[Entries from a dataset of interfaces]
^^^^^^^^^^^^^^^^

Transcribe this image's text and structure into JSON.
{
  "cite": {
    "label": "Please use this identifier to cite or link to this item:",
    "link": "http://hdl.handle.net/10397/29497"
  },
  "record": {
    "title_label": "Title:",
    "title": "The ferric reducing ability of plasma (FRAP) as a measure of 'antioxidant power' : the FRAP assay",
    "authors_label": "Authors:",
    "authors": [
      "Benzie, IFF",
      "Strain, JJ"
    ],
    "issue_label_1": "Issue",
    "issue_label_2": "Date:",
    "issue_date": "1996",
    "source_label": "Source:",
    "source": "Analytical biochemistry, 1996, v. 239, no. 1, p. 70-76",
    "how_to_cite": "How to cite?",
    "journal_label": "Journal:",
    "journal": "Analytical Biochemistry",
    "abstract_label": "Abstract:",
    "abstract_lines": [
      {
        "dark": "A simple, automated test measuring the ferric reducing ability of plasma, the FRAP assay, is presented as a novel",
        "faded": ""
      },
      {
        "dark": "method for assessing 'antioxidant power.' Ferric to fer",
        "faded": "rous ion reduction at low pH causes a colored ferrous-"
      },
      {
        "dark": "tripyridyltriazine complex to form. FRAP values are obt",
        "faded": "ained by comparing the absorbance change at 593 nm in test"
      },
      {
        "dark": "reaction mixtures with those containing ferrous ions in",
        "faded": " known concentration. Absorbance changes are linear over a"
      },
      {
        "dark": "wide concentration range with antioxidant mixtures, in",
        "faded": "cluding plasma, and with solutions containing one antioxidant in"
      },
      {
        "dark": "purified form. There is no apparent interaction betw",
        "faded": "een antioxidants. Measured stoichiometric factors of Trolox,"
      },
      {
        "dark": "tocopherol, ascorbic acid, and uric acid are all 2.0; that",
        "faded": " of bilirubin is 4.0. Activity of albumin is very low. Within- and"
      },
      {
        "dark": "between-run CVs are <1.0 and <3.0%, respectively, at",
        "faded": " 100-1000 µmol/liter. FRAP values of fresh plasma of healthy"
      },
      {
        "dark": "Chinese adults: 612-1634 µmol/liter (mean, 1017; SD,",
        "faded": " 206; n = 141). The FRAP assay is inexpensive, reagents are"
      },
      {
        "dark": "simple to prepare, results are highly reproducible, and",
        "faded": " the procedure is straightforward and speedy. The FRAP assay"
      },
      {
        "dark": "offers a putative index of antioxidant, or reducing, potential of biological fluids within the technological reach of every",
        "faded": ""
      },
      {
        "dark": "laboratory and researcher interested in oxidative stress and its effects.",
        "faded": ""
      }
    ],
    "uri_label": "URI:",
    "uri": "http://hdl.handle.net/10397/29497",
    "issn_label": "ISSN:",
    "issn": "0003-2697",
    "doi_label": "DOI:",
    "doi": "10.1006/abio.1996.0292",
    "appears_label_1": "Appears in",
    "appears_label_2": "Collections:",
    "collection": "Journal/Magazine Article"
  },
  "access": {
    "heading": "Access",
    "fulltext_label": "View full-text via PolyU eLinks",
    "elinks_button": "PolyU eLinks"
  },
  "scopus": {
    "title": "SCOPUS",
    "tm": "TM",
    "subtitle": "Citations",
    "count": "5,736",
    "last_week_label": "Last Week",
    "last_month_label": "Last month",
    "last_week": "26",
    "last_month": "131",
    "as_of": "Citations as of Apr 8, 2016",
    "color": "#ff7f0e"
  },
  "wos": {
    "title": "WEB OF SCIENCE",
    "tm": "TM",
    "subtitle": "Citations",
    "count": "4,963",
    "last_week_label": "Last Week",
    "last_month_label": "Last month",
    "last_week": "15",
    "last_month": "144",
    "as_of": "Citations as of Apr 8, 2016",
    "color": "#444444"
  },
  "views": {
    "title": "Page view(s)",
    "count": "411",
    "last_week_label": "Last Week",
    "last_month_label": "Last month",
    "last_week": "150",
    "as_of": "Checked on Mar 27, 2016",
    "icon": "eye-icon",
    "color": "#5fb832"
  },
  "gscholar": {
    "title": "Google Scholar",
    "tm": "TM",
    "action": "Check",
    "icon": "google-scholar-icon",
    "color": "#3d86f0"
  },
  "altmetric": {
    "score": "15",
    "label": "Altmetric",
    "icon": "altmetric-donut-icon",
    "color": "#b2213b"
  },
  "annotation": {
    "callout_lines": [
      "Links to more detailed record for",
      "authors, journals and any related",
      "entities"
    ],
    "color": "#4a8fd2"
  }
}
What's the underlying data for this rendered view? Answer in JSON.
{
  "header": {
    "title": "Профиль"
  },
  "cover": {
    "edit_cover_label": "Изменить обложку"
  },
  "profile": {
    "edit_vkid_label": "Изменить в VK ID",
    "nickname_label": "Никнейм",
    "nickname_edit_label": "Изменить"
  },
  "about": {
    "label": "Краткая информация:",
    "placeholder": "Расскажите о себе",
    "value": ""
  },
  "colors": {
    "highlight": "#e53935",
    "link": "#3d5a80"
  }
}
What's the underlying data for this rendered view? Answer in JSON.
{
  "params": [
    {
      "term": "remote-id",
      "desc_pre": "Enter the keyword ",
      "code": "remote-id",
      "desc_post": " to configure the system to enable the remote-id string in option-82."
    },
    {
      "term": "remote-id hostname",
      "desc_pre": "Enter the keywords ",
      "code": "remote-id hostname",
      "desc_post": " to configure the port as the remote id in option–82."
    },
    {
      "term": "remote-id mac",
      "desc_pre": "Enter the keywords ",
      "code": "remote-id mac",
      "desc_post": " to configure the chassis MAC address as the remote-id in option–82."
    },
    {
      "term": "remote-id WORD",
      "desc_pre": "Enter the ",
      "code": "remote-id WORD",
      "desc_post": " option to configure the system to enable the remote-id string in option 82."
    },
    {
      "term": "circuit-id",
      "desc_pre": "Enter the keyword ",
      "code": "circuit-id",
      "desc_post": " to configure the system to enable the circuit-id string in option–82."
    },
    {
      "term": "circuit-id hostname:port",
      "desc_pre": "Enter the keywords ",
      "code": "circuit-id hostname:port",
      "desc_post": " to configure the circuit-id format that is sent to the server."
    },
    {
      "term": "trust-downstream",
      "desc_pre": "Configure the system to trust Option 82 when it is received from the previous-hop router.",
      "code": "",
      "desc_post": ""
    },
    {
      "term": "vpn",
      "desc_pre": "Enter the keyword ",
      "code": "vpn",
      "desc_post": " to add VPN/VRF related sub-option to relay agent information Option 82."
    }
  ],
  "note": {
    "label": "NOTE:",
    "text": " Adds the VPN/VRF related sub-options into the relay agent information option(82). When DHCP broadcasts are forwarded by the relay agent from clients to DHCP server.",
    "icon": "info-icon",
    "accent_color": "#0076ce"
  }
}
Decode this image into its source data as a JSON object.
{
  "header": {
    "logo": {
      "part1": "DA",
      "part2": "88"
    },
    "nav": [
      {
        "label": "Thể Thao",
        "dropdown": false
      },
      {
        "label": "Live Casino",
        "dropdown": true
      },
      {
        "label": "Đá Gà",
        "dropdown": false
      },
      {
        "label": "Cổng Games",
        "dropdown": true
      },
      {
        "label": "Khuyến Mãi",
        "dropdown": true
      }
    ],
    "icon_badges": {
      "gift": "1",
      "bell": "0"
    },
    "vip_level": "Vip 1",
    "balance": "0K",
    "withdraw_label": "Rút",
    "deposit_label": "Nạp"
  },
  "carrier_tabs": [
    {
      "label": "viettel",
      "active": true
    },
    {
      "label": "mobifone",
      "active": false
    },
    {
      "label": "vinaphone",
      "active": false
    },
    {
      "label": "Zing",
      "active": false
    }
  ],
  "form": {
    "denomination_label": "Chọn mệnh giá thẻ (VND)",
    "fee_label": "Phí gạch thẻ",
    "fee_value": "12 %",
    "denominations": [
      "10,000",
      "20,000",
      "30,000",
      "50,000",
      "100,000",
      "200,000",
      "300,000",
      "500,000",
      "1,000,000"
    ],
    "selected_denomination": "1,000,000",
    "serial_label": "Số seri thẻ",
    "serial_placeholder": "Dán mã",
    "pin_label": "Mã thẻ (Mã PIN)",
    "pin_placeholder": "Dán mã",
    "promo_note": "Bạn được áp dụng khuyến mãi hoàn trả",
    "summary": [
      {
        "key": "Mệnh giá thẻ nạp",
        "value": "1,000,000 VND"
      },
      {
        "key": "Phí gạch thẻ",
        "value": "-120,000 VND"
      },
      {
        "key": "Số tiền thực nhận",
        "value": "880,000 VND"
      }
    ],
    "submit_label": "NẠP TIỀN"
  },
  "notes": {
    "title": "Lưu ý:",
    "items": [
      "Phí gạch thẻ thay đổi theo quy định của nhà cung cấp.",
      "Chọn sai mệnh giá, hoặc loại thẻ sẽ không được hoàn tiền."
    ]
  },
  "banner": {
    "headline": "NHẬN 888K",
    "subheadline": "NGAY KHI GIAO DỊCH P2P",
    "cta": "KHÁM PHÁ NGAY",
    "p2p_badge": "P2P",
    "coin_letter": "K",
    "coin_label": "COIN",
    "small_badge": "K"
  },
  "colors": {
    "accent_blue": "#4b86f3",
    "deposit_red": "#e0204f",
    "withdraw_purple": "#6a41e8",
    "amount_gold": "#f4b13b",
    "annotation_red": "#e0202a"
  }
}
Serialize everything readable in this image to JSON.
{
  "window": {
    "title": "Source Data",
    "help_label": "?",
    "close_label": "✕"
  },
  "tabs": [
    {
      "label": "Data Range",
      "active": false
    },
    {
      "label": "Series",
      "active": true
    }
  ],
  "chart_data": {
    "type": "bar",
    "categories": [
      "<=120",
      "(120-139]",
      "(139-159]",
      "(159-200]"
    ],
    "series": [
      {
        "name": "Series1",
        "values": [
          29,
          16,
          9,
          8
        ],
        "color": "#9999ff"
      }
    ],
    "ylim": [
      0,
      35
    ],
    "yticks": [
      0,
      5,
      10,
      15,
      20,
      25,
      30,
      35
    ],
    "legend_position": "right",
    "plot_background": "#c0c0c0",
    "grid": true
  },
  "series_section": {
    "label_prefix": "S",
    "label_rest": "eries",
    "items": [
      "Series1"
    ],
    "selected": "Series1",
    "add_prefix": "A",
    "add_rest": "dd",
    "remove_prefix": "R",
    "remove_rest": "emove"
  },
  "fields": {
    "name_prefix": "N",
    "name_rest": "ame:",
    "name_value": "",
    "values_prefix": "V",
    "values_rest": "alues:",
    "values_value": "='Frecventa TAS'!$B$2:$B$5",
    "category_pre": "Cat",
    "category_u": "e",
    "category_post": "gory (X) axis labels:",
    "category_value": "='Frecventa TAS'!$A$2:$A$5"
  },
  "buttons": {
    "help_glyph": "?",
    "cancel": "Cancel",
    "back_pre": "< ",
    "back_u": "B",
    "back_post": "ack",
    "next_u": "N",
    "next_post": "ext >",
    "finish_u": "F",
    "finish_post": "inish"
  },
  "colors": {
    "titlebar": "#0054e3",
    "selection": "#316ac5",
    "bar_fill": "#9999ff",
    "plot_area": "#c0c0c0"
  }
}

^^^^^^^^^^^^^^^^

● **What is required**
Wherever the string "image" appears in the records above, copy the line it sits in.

● **Output below**
Transcribe this image's text and structure into JSON.
Decode this image into its source data as a JSON object.
Serialize everything readable in this image to JSON.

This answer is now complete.